“Binge Alcohol Drinking is Associated with GABAA alpha2-Regulated Innate Immunity in the Central Amygdala.” Nov 29, 2010 from 12:30 PM to 01:30 PM 124 Taylor Hall,
Bowles Center for Alcohol Studies Seminar
"An experimental vaccine for chancroid" Nov 19, 2010 from 08:30 AM to 09:30 AM 1131 Bioinformatics,
Research Ethics Grand Rounds Nov 18, 2010 from 12:00 PM to 01:00 PM Brinkhous-Bullitt Building, Room 219,
Join Eric Juengst, PhD, for his presentation on "Do We All Have a Moral Duty to Participate in Biomedical Research?" on Thursday, November 18, 2010. Sponsored by Office of Human Research Ethics and NC TraCS Institute, the 2010-2011 Research Ethics Grand Rounds will be held on the 3rd Thursday of every month. Location: TraCS conference room #219, Brinkhous-Bullitt second floor Time: Noon-1:00pm For further information, please contact Warren Whipple, Department of Social Medicine (wwhipple@unc.edu).
Medical Education in the Era of Clinical Productivity Nov 18, 2010 from 08:00 AM to 09:00 AM 321 MacNider,
Lewis R. First, MD Professor and Chair, Department of Pediatrics University of Vermont College of Medicine Chief of Pediatrics Vermont Children's Hospital at Fletcher Allen Health Care Editor-in-Chief, Pediatrics Thursday, November 18th, 8 am in 321 MacNider Dr. First's talk will be followed by an informal coffee hour with continued discussion.
Database Sources for Community Health Research (Rocky Mount) Nov 16, 2010 from 11:00 AM to 03:00 PM Braswell Memorial Library (727 North Grace Street, Rocky Mount, NC 27804),

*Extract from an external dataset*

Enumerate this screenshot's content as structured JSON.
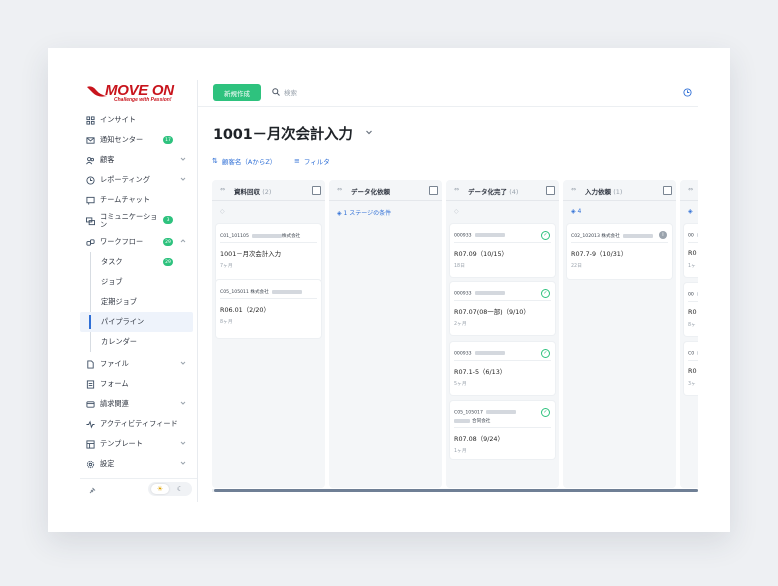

The Database Sources Workshop will introduce participants to various databases available to community members for learning more about health statistics of interest. Participants will become familiar with NC CATCH, CDC WONDER, BRFSS, YRBSS and other databases to inform research. By the conclusion of the workshop, participants will be able to: •Learn reasons data can support your work •Learning the available databases •Learning the purpose of each database •Overview of various types of statistics: Counts; Averages; Percents and Proportions; Rates •Understand how to best present data (i.e. bar graph, line graph, pie chart, etc…)